After one of his talks, Noffsinger held a feetwashing ceremony. This was a powerful display of servant leadership and humility. To make it even more meaningful, members of the audience were brought forward to receive the first washings. The six Americans present took part in this ceremony, and all were emotionally moved by being allowed to participate in this mutual display of love and service.
Noffsinger, who also attended last year’s Majalisa, noted the difference in the mood from one year to the next. “Last year the attendees had a sort of shocked expression on their faces. The proceedings were constantly being interrupted by announcements of tragedy–news of a pastor being killed or abducted or a village being overrun by the terrorist group, Boko Haram. There was no joy at last year’s Majalisa.
“This year the mood is completely different,” he commented. “There is true worship going on. People are lifting their voices to God. Laughter can be heard throughout the hall. Real fellowship is being experienced and there appears to be hope for the future, where last year there was only despair.”
Because so many of the churches of EYN have been damaged or destroyed, this year’s Majalisa conducted an ordination service for new pastors. The current ordained ministers, including EYN president Dr. Samuel Dali, gathered around the candidates, laying hands on them and commissioning them for the work ahead. All this is part of the EYN and Church of the Brethren plan to strengthen the church in Nigeria.
Americans help distribute relief goods
Besides attending the Majalisa, Noffsinger, the Hills, and two American Brethren volunteers who have been serving in Nigeria–Peggy Gish and Donna Parcell–helped with a food distribution under the direction of Dr. Rebecca Dali. Her nonprofit humanitarian organization CCEPI (Center for Caring, Empowerment, and Peace Initiatives) is one of the organizations partially funded by Brethren funds raised in America. About 350 families were given relief supplies through this effort.
All the American volunteers for CCEPI worked a full day, but the satisfaction of being a helper outweighed any tiredness on their part. Said Noffsinger, speaking for all who were privileged to assist in this project, said, “I’m tired, but it’s a good tired.

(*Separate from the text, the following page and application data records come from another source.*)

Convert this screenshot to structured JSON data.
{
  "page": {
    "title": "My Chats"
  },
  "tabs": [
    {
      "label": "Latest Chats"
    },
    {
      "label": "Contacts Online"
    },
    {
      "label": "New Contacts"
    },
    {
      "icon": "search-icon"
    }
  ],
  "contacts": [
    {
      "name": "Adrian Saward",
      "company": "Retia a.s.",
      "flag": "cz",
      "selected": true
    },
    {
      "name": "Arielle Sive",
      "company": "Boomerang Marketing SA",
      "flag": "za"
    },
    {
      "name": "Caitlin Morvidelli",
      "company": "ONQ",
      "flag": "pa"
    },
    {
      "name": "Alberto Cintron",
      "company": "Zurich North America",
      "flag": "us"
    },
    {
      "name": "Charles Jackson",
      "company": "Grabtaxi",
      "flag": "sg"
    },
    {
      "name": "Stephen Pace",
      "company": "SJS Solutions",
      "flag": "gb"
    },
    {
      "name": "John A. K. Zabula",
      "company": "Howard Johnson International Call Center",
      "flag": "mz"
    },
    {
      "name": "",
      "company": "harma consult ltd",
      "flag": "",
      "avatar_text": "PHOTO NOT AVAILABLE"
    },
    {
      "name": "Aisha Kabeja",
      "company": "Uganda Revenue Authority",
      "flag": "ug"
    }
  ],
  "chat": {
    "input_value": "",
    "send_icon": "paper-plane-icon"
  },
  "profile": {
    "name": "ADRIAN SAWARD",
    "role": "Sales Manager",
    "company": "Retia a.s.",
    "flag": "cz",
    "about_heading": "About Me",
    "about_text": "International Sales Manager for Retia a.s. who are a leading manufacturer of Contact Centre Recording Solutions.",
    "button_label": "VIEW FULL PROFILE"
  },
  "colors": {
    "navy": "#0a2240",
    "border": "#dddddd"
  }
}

I wish we could do more.”
The Church of the Brethren general secretary did many other things while he was in Nigeria. Every day was filled with meetings and opportunities to meet new friends and rekindle older relationships.
Noffsinger’s nephew Jon Andrews also joined the trip to Nigeria, and had an opportunity to travel to Chibok with Rebecca Dali and staff from CCEPI. He is father of Preston Andrews, a boy who led an effort at his elementary school in Ohio to raise funds to aid the families of the schoolgirls abducted from Chibok. Andrews’ church community, which is not Brethren, helped raise money to support his trip to Nigeria, and the risky visit to Chibok where he was reported to be one of the first Americans to visit Chibok since the abductions. View a Nigeria television report on their visit to Chibok at https://docs.google.com/file/d/0B9nHTH_3NJjtSkNPUFprTHRWUVE/edit?usp=drive_web .
Remember Nigeria in prayer
The people of Nigeria are so hospitable and their warm reception of Noffsinger and his crew will not soon be forgotten. The church in Nigeria has repeatedly expressed appreciation and gratitude for the support of their church family in the United States. “Please convey to the American Brethren our profound thanks for their support and prayers,” said EYN president Samuel Dali.
Let us continue to pray for peace for these wonderful people.
— Carl and Roxane Hill are co-directors of the Church of the Brethren’s Nigeria Crisis Response, a cooperative effort with Ekklesiyar Yan’uwa a Nigeria (EYN, the Church of the Brethren in Nigeria). Find out more at www.brethren.org/nigeriacrisis .